The UK government has introduced a Carbon Reduction Commitment (CRC), Phase 1 of which is to run from April 2010 until March 2013. The scheme will extend the need to monitor emissions of carbon dioxide to any UK based public or private organisation that has consumed more than 6,000 megawatt-hours (MWh) of metered electricity across their business during 2008. Dependent on tariffs, this is roughly equivalent to an annual bill of between £0.5 and £1.0 million.
According to government estimates, organisations to be covered by the scheme are responsible for about 10% of the UK's carbon dioxide emissions and will include offices, data management centres, hospitals, department stores and supermarket chains, etc.
The scheme is mandatory and institutions will be required to buy carbon allowances to cover expected annual total carbon dioxide emissions. They will also need to calculate CO2 emissions (but excluding those associated with transport) by measuring and recording the (Scope 2) energy they consume. The purchase of allowances will be conducted via auction, additional or excess allowances can bought or sold through a secondary market and at the end of each year, allowances for all emissions must be submitted. League tables ranking participants by energy efficiency and their success in reducing energy consumption will be prepared and published. This will determine how much of the original cost of the allowances is returned to participants.

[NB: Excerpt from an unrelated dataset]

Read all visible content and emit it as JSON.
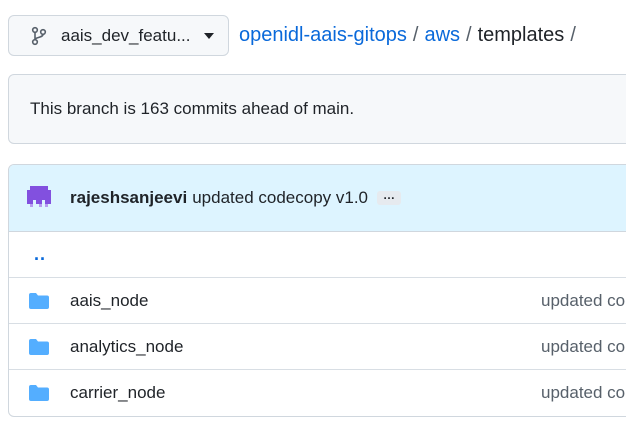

Details of the scheme are presented on the Department of Energy and Climate Change (DECC) website. As yet, there has been limited press coverage, but it seems likely reaction in the UK will be spirited once details become more widely known. Although forming part of a government road-map, this will need further explaining to a populace that has started to express concerns about costs likely to be incurred in moving the UK towards a lower carbon economy. It is also not clear, how the scheme would work in later years as gains in energy efficiency become increasingly more difficult for organisations to achieve.